By Jamie Sapp | Editor-in-Chief
To celebrate innovative, creative and collaborative work, Augusta University hosted the LASER Talk that brought students, faculty and community leaders together on Sept. 13 at 6 p.m. in the JSAC Ballroom.
For those whom do not know what LASER means, it stands for Leonardo Art Science Evening Rendezvous and it is a program sponsored by the Leonardo/The International Society for Arts, Sciences, and Technology.
The purpose of the non-profit organization is to bring artists and scientists together for great, informal conversations. The title of the LASER Talk was “Synthesis: Bridging Science and Art Through STEAM Education.”
At the evening event, the atmosphere of the room filled with laughter, excitement and curiosity.

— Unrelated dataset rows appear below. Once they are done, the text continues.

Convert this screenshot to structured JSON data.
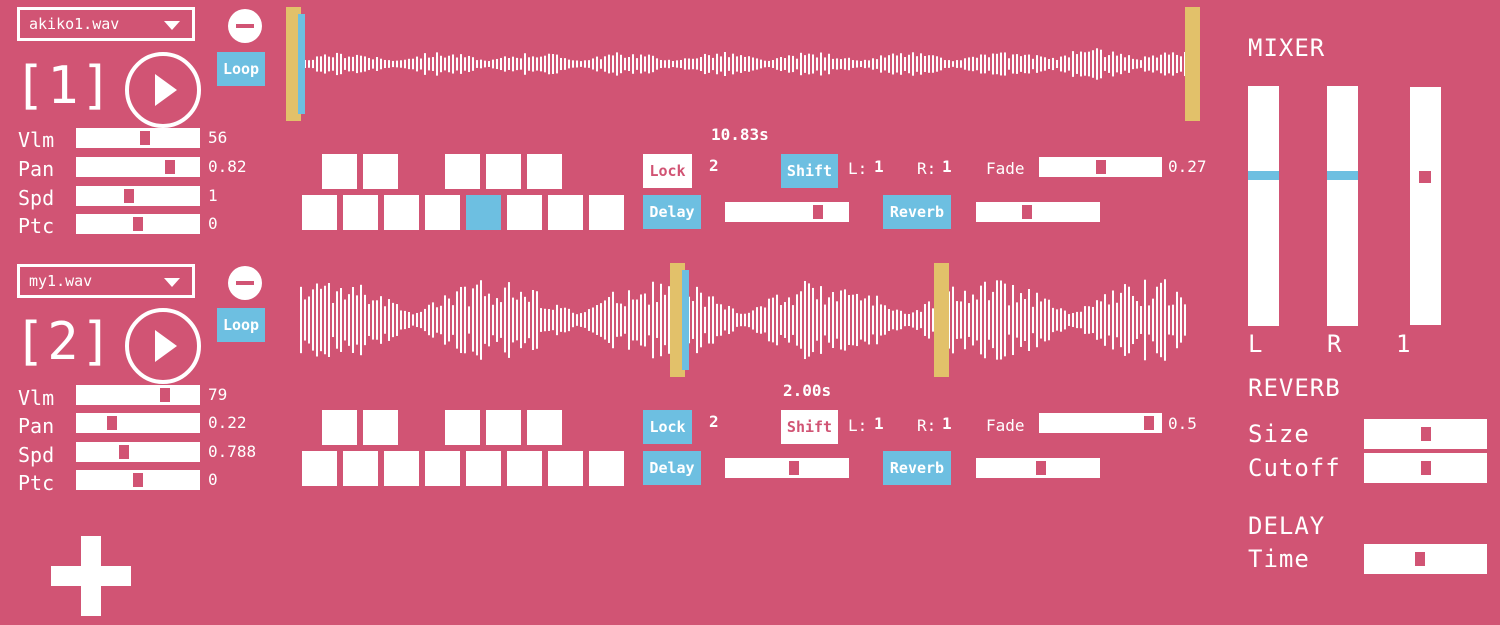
{
  "colors": {
    "background": "#d15474",
    "accent_blue": "#6dbfe1",
    "marker_gold": "#e2c16a",
    "white": "#ffffff"
  },
  "tracks": [
    {
      "file": "akiko1.wav",
      "number": "[1]",
      "loop_label": "Loop",
      "loop_active": true,
      "params": [
        {
          "label": "Vlm",
          "value": "56",
          "level": 0.56
        },
        {
          "label": "Pan",
          "value": "0.82",
          "level": 0.78
        },
        {
          "label": "Spd",
          "value": "1",
          "level": 0.42
        },
        {
          "label": "Ptc",
          "value": "0",
          "level": 0.5
        }
      ],
      "duration": "10.83s",
      "pads_top_active": [
        false,
        false,
        false,
        false,
        false
      ],
      "pads_bottom_active": [
        false,
        false,
        false,
        false,
        true,
        false,
        false,
        false
      ],
      "lock_label": "Lock",
      "lock_active": false,
      "lock_value": "2",
      "shift_label": "Shift",
      "shift_active": true,
      "l_label": "L:",
      "l_value": "1",
      "r_label": "R:",
      "r_value": "1",
      "fade_label": "Fade",
      "fade_value": "0.27",
      "fade_level": 0.5,
      "delay_label": "Delay",
      "delay_level": 0.77,
      "reverb_label": "Reverb",
      "reverb_level": 0.4,
      "start_marker": 0.0,
      "end_marker": 1.0
    },
    {
      "file": "my1.wav",
      "number": "[2]",
      "loop_label": "Loop",
      "loop_active": true,
      "params": [
        {
          "label": "Vlm",
          "value": "79",
          "level": 0.74
        },
        {
          "label": "Pan",
          "value": "0.22",
          "level": 0.27
        },
        {
          "label": "Spd",
          "value": "0.788",
          "level": 0.38
        },
        {
          "label": "Ptc",
          "value": "0",
          "level": 0.5
        }
      ],
      "duration": "2.00s",
      "pads_top_active": [
        false,
        false,
        false,
        false,
        false
      ],
      "pads_bottom_active": [
        false,
        false,
        false,
        false,
        false,
        false,
        false,
        false
      ],
      "lock_label": "Lock",
      "lock_active": true,
      "lock_value": "2",
      "shift_label": "Shift",
      "shift_active": false,
      "l_label": "L:",
      "l_value": "1",
      "r_label": "R:",
      "r_value": "1",
      "fade_label": "Fade",
      "fade_value": "0.5",
      "fade_level": 0.93,
      "delay_label": "Delay",
      "delay_level": 0.56,
      "reverb_label": "Reverb",
      "reverb_level": 0.53,
      "start_marker": 0.42,
      "end_marker": 0.72
    }
  ],
  "mixer": {
    "title": "MIXER",
    "channels": [
      {
        "label": "L",
        "level": 0.63
      },
      {
        "label": "R",
        "level": 0.63
      },
      {
        "label": "1",
        "level": 0.63
      }
    ]
  },
  "reverb": {
    "title": "REVERB",
    "size_label": "Size",
    "size_level": 0.5,
    "cutoff_label": "Cutoff",
    "cutoff_level": 0.5
  },
  "delay": {
    "title": "DELAY",
    "time_label": "Time",
    "time_level": 0.45
  },
  "add_track_icon": "plus-icon"
}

Scott Thorp, chair of the department of art, welcomed the audience and later gave faculty and community leaders an opportunity to introduce themselves as well as share information on their work that related to art and science.
Zach Kelehear, dean of the college of education, spoke to the audience about the Integrative STEAM Education initiatives. He said the craft of teaching and the art is the science of what people do, which adds onto the aesthetic element in making people qualitatively different.
“Augusta University has challenged all the deans and challenged the science of doing different, to shake it up and make a difference,” Kelehear said to the audience. “I stand before you honored to take on that challenge.”
Kendra Sue Finch is a Spanish teacher and the Technology Integration and Innovation Coordinator at Westminster Schools of Augusta. Finch is an alumna of Augusta University.
Finch said her role is to help teachers find innovative teaching units for their students in transforming education within the classroom.
“I was taught by some amazing professors and those professors instilled in me a passion to think outside the box, and to try new things in the way that I would teach grammar and vocabulary,” she said. “…I didn’t want it to be boring. My professors inspired me to something dynamic in my Spanish classes and push the limit and try to find new ways to shaken up my classes.”
Finch spoke to the audience about the impact of design thinking upon herself, her teaching and her students, when she discussed about a previous research project with her sixth-grade students at the Lovett School in Atlanta, Ga. to help blind students and sighted students play together through a textured checkerboard with 3-D pieces.
Assistant Professor Ashley Gess of the Integrative STEAM Education and co-founder Eric Parker of theClubhou.se and HACK Augusta also presented their presentations at the LASER Talk. Toward the end of his presentation, Parker said he didn’t think he was going to help ‘a bunch of techies,’ when talking about HACK Augusta.
“I am an architect,” he said. “I didn’t think I was going to be helping a bunch of ‘techies’… But I want to make change and the only way I can see it is to do it from where I am, which is what I am doing.”
Contact Jamie Sapp at email@example.com.
Published on October 5, 2016 in Volume 59, Issue 1 of The Bell Ringer newspaper.